The plus side to using Osuna in the bullpen for the long term would certainly be reduced strain on his arm. If he pitching something similar to his 69.2 innings on average for the next five years, that gives him a greatly reduced chance of arm troubles. Of course there are no guarantees, but the Blue Jays could benefit in the long term knowing that Osuna will be there to finish the game when called upon.
What it means for his future with the club
The reality is the Blue Jays and Osuna have the next five years to figure out what is best for his future, and a lot can change throughout that time. That said, his golden right arm is going to be a crucial part of the team’s success this season and beyond, so how the club handles him will be important.
As mentioned above, Osuna enjoys closing games and doesn’t have any desire to become a starter, at least not yet. While it’s reassuring to know the Jays have him under control for the next five seasons, keeping the player happy and productive will only serve to set up a long term future together. The young Mexican pitcher entered the league very early, will only be 21 this season and will be a free agent at the ripe old age of 26. Depending on how the next season or two play out, the Jays could very well look to extend him before he hits free agency, and try to keep his contract manageable.
Trying to keep a young talented player approaching free agency can be a difficult venture, but the happier that player is, the more likely keeping him can be. I’m not suggesting the Blue Jays let Osuna or anyone else determine their role with the club, but there is no denying that a happy star is easier to sign than a disgruntled one.
In a worst case scenario, what if the Blue Jays forced Osuna into the rotation for 2017, only to watch him get hurt and miss that season, and some or all of 2018? A similar scenario played out with Neftali Feliz with the Texas Rangers a few years ago, and Feliz has never been the same, having been an elite closer prior to the transition.

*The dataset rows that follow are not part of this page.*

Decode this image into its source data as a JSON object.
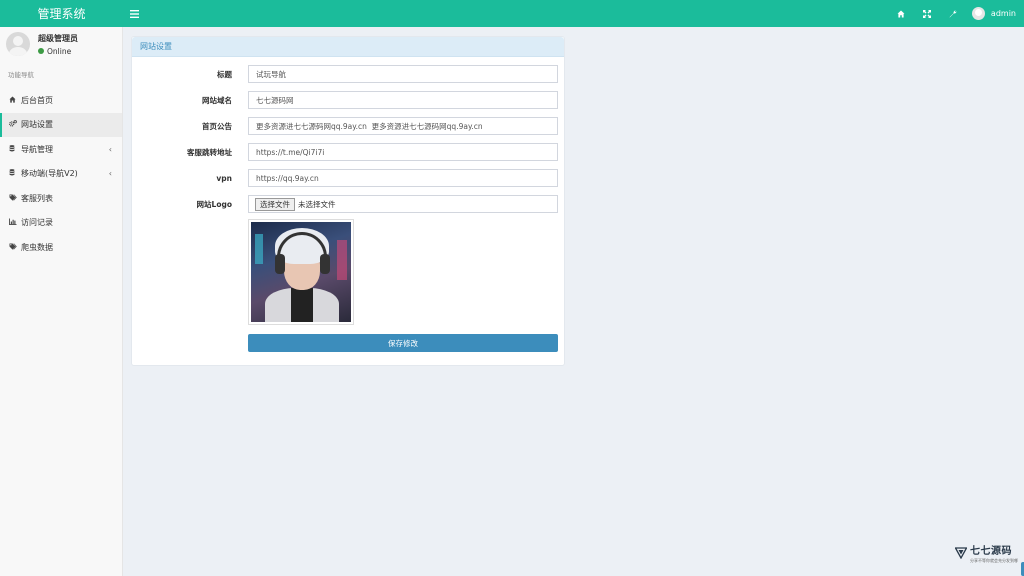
{
  "app": {
    "brand": "管理系统"
  },
  "topbar": {
    "menu_icon": "hamburger-icon",
    "icons": [
      "home-icon",
      "fullscreen-icon",
      "wrench-icon"
    ],
    "user_name": "admin"
  },
  "sidebar": {
    "user": {
      "name": "超级管理员",
      "status": "Online",
      "status_color": "#3c9a44"
    },
    "section_header": "功能导航",
    "items": [
      {
        "label": "后台首页",
        "icon": "home-icon",
        "active": false,
        "has_children": false
      },
      {
        "label": "网站设置",
        "icon": "cogs-icon",
        "active": true,
        "has_children": false
      },
      {
        "label": "导航管理",
        "icon": "database-icon",
        "active": false,
        "has_children": true
      },
      {
        "label": "移动端(导航V2)",
        "icon": "database-icon",
        "active": false,
        "has_children": true
      },
      {
        "label": "客服列表",
        "icon": "tags-icon",
        "active": false,
        "has_children": false
      },
      {
        "label": "访问记录",
        "icon": "bar-chart-icon",
        "active": false,
        "has_children": false
      },
      {
        "label": "爬虫数据",
        "icon": "tags-icon",
        "active": false,
        "has_children": false
      }
    ]
  },
  "main": {
    "box_title": "网站设置",
    "fields": [
      {
        "label": "标题",
        "value": "试玩导航"
      },
      {
        "label": "网站域名",
        "value": "七七源码网"
      },
      {
        "label": "首页公告",
        "value": "更多资源进七七源码网qq.9ay.cn  更多资源进七七源码网qq.9ay.cn"
      },
      {
        "label": "客服跳转地址",
        "value": "https://t.me/Qi7i7i"
      },
      {
        "label": "vpn",
        "value": "https://qq.9ay.cn"
      }
    ],
    "logo": {
      "label": "网站Logo",
      "button": "选择文件",
      "file_text": "未选择文件"
    },
    "save_label": "保存修改"
  },
  "watermark": {
    "title": "七七源码",
    "subtitle": "分享不等你就会充分发到哪"
  },
  "colors": {
    "accent": "#1bbc9b",
    "primary": "#3c8dbc",
    "box_header": "#dcecf7"
  }
}
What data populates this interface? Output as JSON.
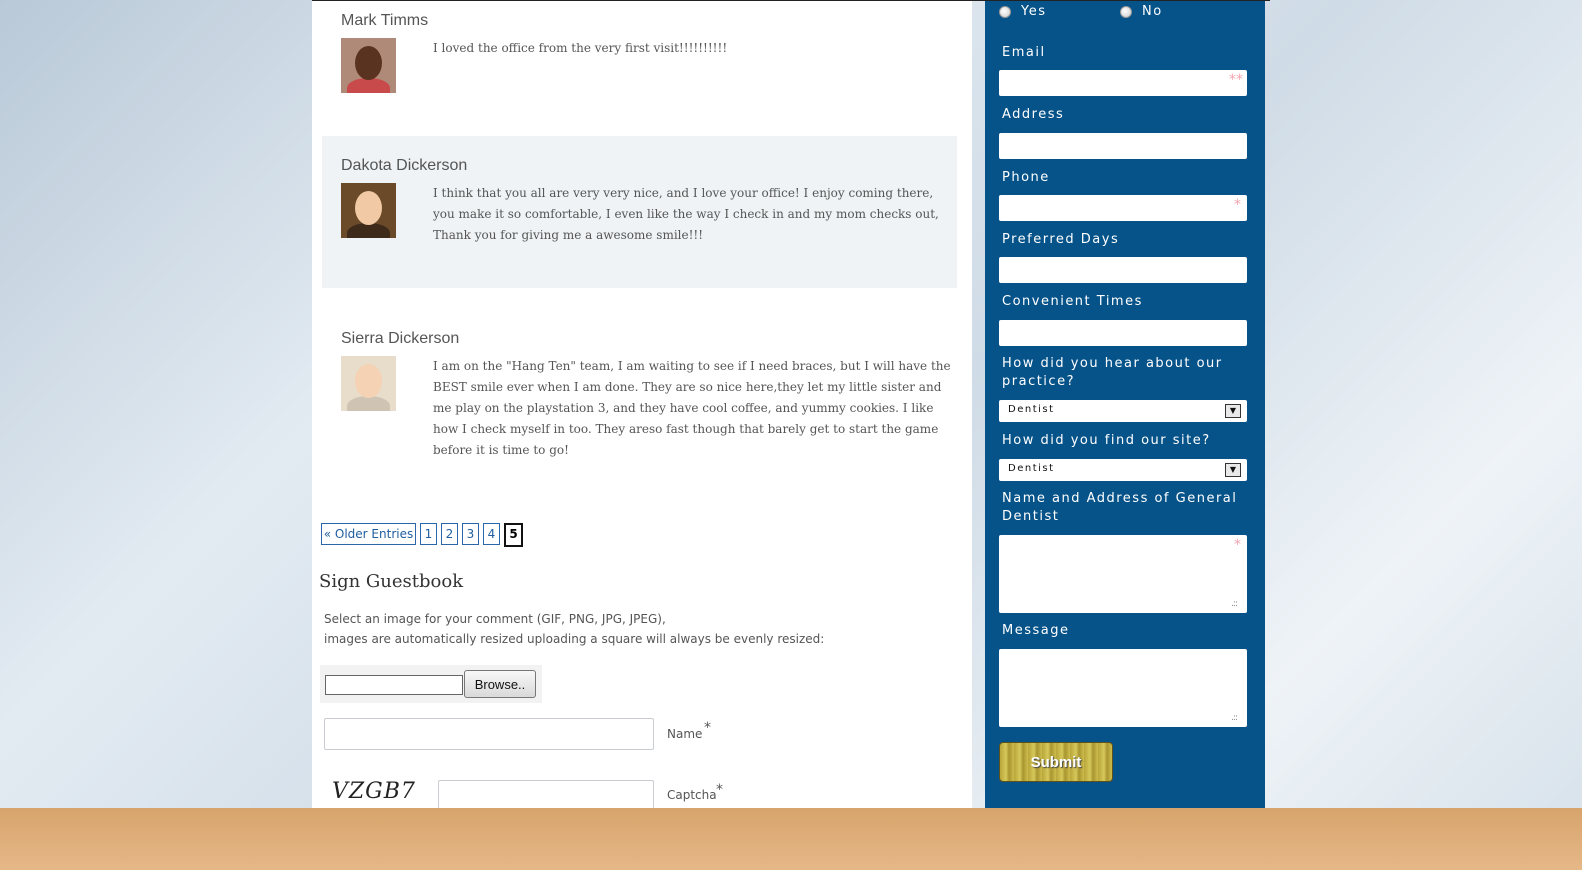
{
  "entries": [
    {
      "name": "Mark Timms",
      "text": "I loved the office from the very first visit!!!!!!!!!!"
    },
    {
      "name": "Dakota Dickerson",
      "text": "I think that you all are very very nice, and I love your office! I enjoy coming there, you make it so comfortable, I even like the way I check in and my mom checks out, Thank you for giving me a awesome smile!!!"
    },
    {
      "name": "Sierra Dickerson",
      "text": "I am on the \"Hang Ten\" team, I am waiting to see if I need braces, but I will have the BEST smile ever when I am done. They are so nice here,they let my little sister and me play on the playstation 3, and they have cool coffee, and yummy cookies. I like how I check myself in too. They areso fast though that barely get to start the game before it is time to go!"
    }
  ],
  "pagination": {
    "older": "« Older Entries",
    "pages": [
      "1",
      "2",
      "3",
      "4"
    ],
    "current": "5"
  },
  "guestbook": {
    "title": "Sign Guestbook",
    "upload_note_line1": "Select an image for your comment (GIF, PNG, JPG, JPEG),",
    "upload_note_line2": "images are automatically resized uploading a square will always be evenly resized:",
    "browse_label": "Browse..",
    "name_label": "Name",
    "required_mark": "*",
    "captcha_code": "VZGB7",
    "captcha_label": "Captcha"
  },
  "form": {
    "yes_label": "Yes",
    "no_label": "No",
    "email_label": "Email",
    "email_mark": "**",
    "address_label": "Address",
    "phone_label": "Phone",
    "phone_mark": "*",
    "preferred_days_label": "Preferred Days",
    "convenient_times_label": "Convenient Times",
    "hear_label": "How did you hear about our practice?",
    "hear_value": "Dentist",
    "find_label": "How did you find our site?",
    "find_value": "Dentist",
    "general_dentist_label": "Name and Address of General Dentist",
    "general_dentist_mark": "*",
    "message_label": "Message",
    "submit_label": "Submit"
  },
  "colors": {
    "sidebar_bg": "#06538a",
    "link": "#1f5ea0",
    "required_star": "#f3a5b0"
  }
}
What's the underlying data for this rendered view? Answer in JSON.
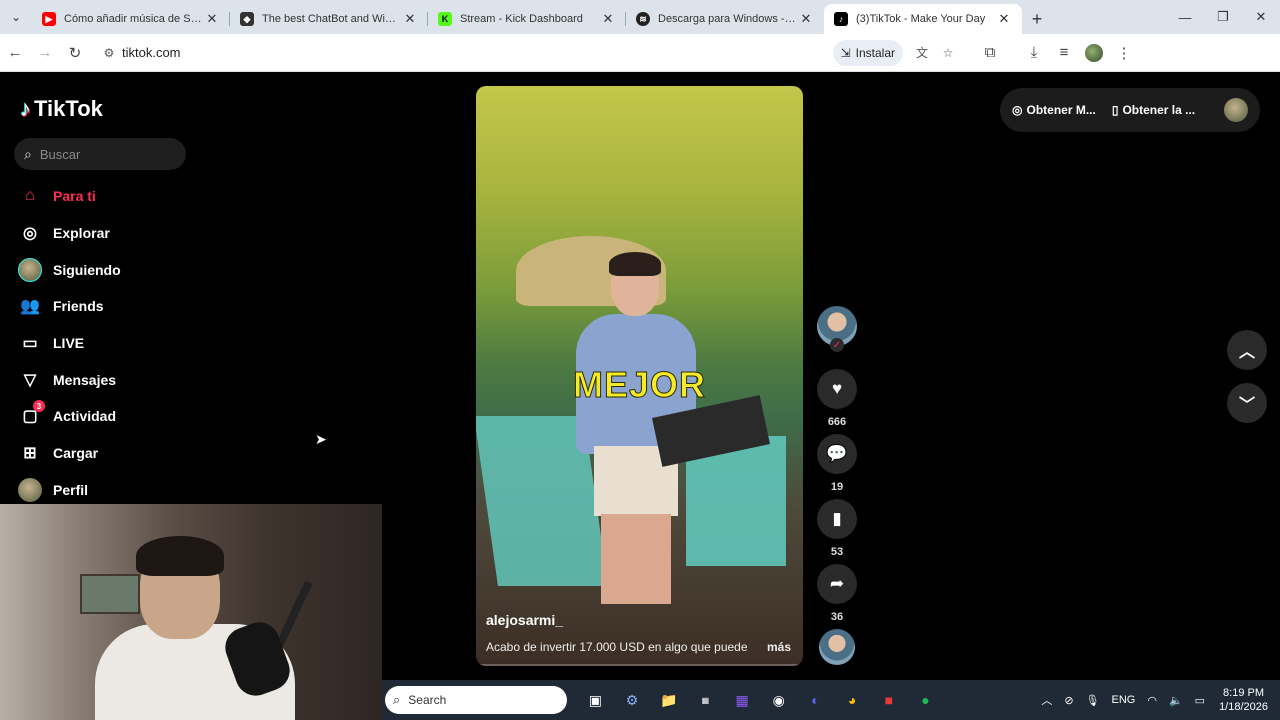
{
  "browser": {
    "tabs": [
      {
        "title": "Cómo añadir música de Spotify",
        "icon": "youtube-icon",
        "color": "#ff0000",
        "active": false
      },
      {
        "title": "The best ChatBot and Widgets",
        "icon": "chatbot-icon",
        "color": "#333333",
        "active": false
      },
      {
        "title": "Stream - Kick Dashboard",
        "icon": "kick-icon",
        "color": "#53fc18",
        "active": false
      },
      {
        "title": "Descarga para Windows - Spoti",
        "icon": "spotify-icon",
        "color": "#222222",
        "active": false
      },
      {
        "title": "(3)TikTok - Make Your Day",
        "icon": "tiktok-icon",
        "color": "#000000",
        "active": true
      }
    ],
    "url": "tiktok.com",
    "install_label": "Instalar"
  },
  "sidebar": {
    "logo_text": "TikTok",
    "search_placeholder": "Buscar",
    "items": [
      {
        "label": "Para ti",
        "icon": "home-icon",
        "active": true
      },
      {
        "label": "Explorar",
        "icon": "compass-icon"
      },
      {
        "label": "Siguiendo",
        "icon": "following-avatar-icon"
      },
      {
        "label": "Friends",
        "icon": "friends-icon"
      },
      {
        "label": "LIVE",
        "icon": "live-icon"
      },
      {
        "label": "Mensajes",
        "icon": "send-icon"
      },
      {
        "label": "Actividad",
        "icon": "activity-icon",
        "badge": "3"
      },
      {
        "label": "Cargar",
        "icon": "upload-icon"
      },
      {
        "label": "Perfil",
        "icon": "profile-avatar-icon"
      }
    ]
  },
  "video": {
    "caption": "MEJOR",
    "username": "alejosarmi_",
    "description": "Acabo de invertir 17.000 USD en algo que puede",
    "more_label": "más"
  },
  "actions": {
    "likes": "666",
    "comments": "19",
    "saves": "53",
    "shares": "36"
  },
  "topbar": {
    "get_coins": "Obtener M...",
    "get_app": "Obtener la ..."
  },
  "taskbar": {
    "search": "Search",
    "lang": "ENG",
    "time": "8:19 PM",
    "date": "1/18/2026"
  }
}
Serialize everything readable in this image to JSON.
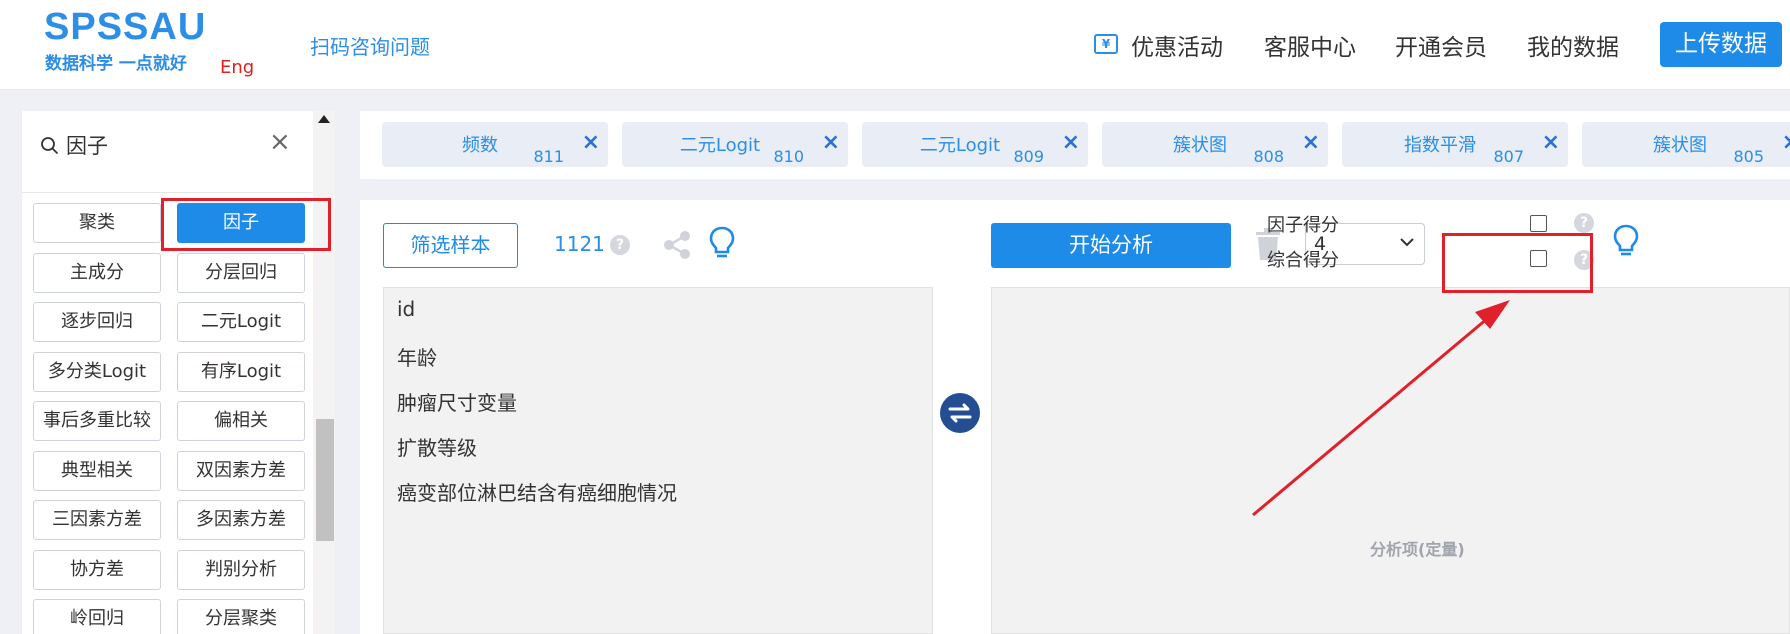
{
  "header": {
    "logo_main": "SPSSAU",
    "logo_sub": "数据科学 一点就好",
    "logo_eng": "Eng",
    "scan_link": "扫码咨询问题",
    "nav": {
      "coupon_icon_glyph": "¥",
      "promotions": "优惠活动",
      "service": "客服中心",
      "membership": "开通会员",
      "my_data": "我的数据",
      "upload": "上传数据"
    }
  },
  "sidebar": {
    "search_value": "因子",
    "clear_glyph": "×",
    "buttons": [
      "聚类",
      "因子",
      "主成分",
      "分层回归",
      "逐步回归",
      "二元Logit",
      "多分类Logit",
      "有序Logit",
      "事后多重比较",
      "偏相关",
      "典型相关",
      "双因素方差",
      "三因素方差",
      "多因素方差",
      "协方差",
      "判别分析",
      "岭回归",
      "分层聚类"
    ],
    "active_index": 1
  },
  "tabs": [
    {
      "name": "频数",
      "num": "811"
    },
    {
      "name": "二元Logit",
      "num": "810"
    },
    {
      "name": "二元Logit",
      "num": "809"
    },
    {
      "name": "簇状图",
      "num": "808"
    },
    {
      "name": "指数平滑",
      "num": "807"
    },
    {
      "name": "簇状图",
      "num": "805"
    }
  ],
  "tab_close_glyph": "×",
  "main": {
    "filter_button": "筛选样本",
    "sample_count": "1121",
    "help_glyph": "?",
    "variables": [
      "id",
      "年龄",
      "肿瘤尺寸变量",
      "扩散等级",
      "癌变部位淋巴结含有癌细胞情况"
    ],
    "start_button": "开始分析",
    "factor_count": "4",
    "factor_score_label": "因子得分",
    "composite_score_label": "综合得分",
    "drop_hint": "分析项(定量)"
  },
  "colors": {
    "accent": "#1e8be8",
    "highlight": "#e0202a",
    "background": "#eef0f5"
  }
}
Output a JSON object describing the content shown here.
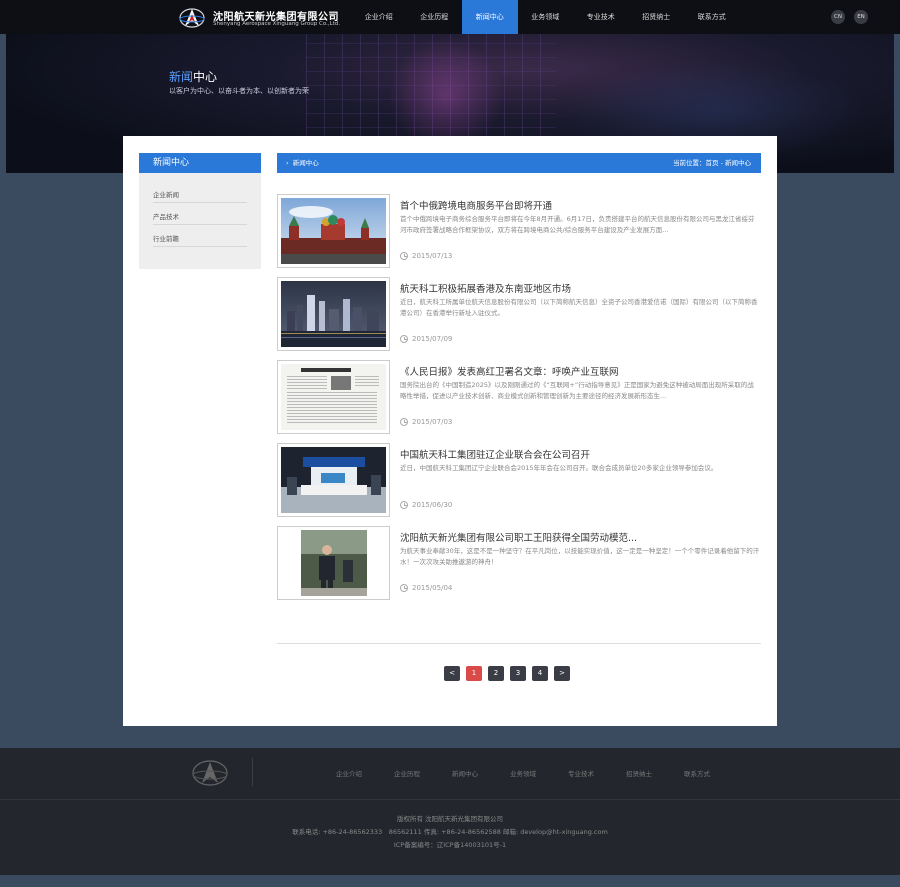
{
  "header": {
    "logo_cn": "沈阳航天新光集团有限公司",
    "logo_en": "Shenyang Aerospace Xinguang Group Co.,Ltd.",
    "nav": [
      "企业介绍",
      "企业历程",
      "新闻中心",
      "业务领域",
      "专业技术",
      "招贤纳士",
      "联系方式"
    ],
    "active_nav": 2,
    "lang": [
      "CN",
      "EN"
    ]
  },
  "hero": {
    "title_hl": "新闻",
    "title_rest": "中心",
    "subtitle": "以客户为中心、以奋斗者为本、以创新者为荣"
  },
  "sidebar": {
    "title": "新闻中心",
    "items": [
      "企业新闻",
      "产品技术",
      "行业前瞻"
    ]
  },
  "breadcrumb": {
    "section": "新闻中心",
    "location_label": "当前位置：",
    "home": "首页",
    "sep": " - ",
    "current": "新闻中心"
  },
  "news": [
    {
      "title": "首个中俄跨境电商服务平台即将开通",
      "desc": "首个中俄跨境电子商务综合服务平台即将在今年8月开通。6月17日，负责搭建平台的航天信息股份有限公司与黑龙江省绥芬河市政府签署战略合作框架协议，双方将在跨境电商公共/综合服务平台建设及产业发展方面...",
      "date": "2015/07/13",
      "image": "moscow-kremlin-photo"
    },
    {
      "title": "航天科工积极拓展香港及东南亚地区市场",
      "desc": "近日，航天科工所属单位航天信息股份有限公司（以下简称航天信息）全资子公司香港爱信诺（国际）有限公司（以下简称香港公司）在香港举行新址入驻仪式。",
      "date": "2015/07/09",
      "image": "hongkong-skyline-photo"
    },
    {
      "title": "《人民日报》发表高红卫署名文章：呼唤产业互联网",
      "desc": "国务院出台的《中国制造2025》以及刚刚通过的《“互联网+”行动指导意见》正是国家为避免这种被动局面出现所采取的战略性举措，促进以产业技术创新、商业模式创新和管理创新为主要途径的经济发展新形态生...",
      "date": "2015/07/03",
      "image": "newspaper-page-photo"
    },
    {
      "title": "中国航天科工集团驻辽企业联合会在公司召开",
      "desc": "近日，中国航天科工集团辽宁企业联合会2015年年会在公司召开。联合会成员单位20多家企业领导参加会议。",
      "date": "2015/06/30",
      "image": "exhibition-booth-photo"
    },
    {
      "title": "沈阳航天新光集团有限公司职工王阳获得全国劳动模范...",
      "desc": "为航天事业奉献30年，这是不是一种坚守？在平凡岗位，以技能实现价值，这一定是一种坚定！一个个零件记录着他留下的汗水！一次次攻关助推遨游的神舟！",
      "date": "2015/05/04",
      "image": "worker-portrait-photo"
    }
  ],
  "pager": [
    "<",
    "1",
    "2",
    "3",
    "4",
    ">"
  ],
  "pager_active": 1,
  "footer": {
    "nav": [
      "企业介绍",
      "企业历程",
      "新闻中心",
      "业务领域",
      "专业技术",
      "招贤纳士",
      "联系方式"
    ],
    "copyright": "版权所有 沈阳航天新光集团有限公司",
    "contact": "联系电话: +86-24-86562333　86562111 传真: +86-24-86562588 邮箱: develop@ht-xinguang.com",
    "icp": "ICP备案编号：辽ICP备14003101号-1"
  },
  "colors": {
    "accent": "#2a78d8",
    "page_active": "#d94a48",
    "background": "#3a4a5f"
  }
}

There is no guaranteeing that Feliz would have remained healthy if he continued his career in the bullpen, just as there is no guarantee the same would happen to Osuna, but the concern is real either way.
Next: Blue Jays Osuna Likely Pleased With Closers Role
For now, Osuna is the closer to begin the 2016, and that’s all that matters for the immediate future. The club faces much more pressing issues before they ultimately need to worry about Osuna’s status, and can enjoy the talent that the young righty brings to the table.
However, the issue won’t go away, just as it didn’t with Aaron Sanchez all offseason. The easiest way to quiet these things is to have a winning club, and the Jays are set up to do just that, and keep us all a little quieter. For now.